Retype the data below exactly; skip every image.

Data excerpts ::
*** Begin section ***

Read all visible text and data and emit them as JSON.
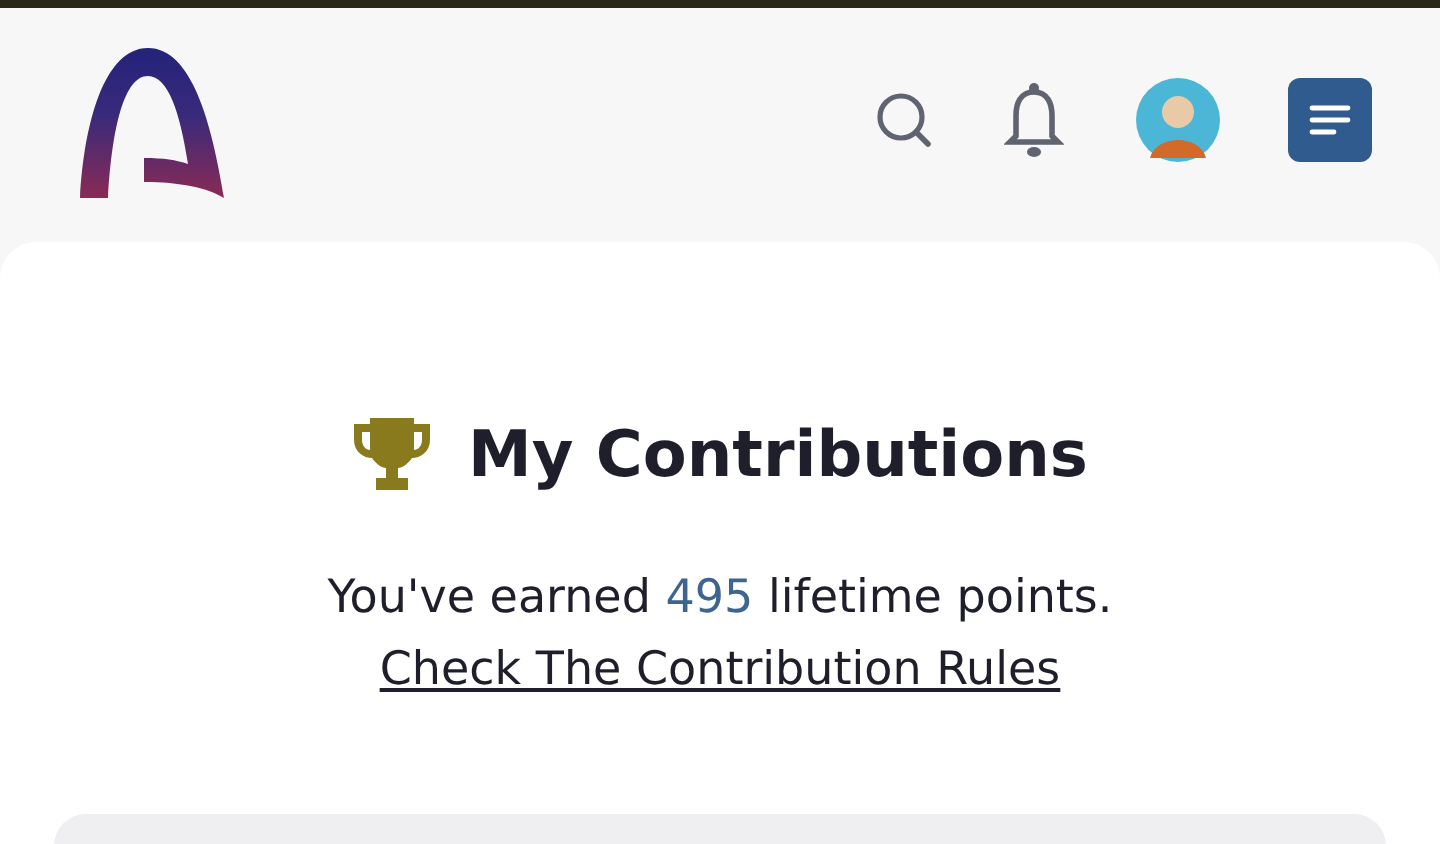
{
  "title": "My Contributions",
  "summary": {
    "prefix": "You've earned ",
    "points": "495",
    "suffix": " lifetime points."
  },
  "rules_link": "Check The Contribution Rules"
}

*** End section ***

Answer section ::
Read all visible text and data and emit them as JSON.
{
  "title": "My Contributions",
  "summary": {
    "prefix": "You've earned ",
    "points": "495",
    "suffix": " lifetime points."
  },
  "rules_link": "Check The Contribution Rules"
}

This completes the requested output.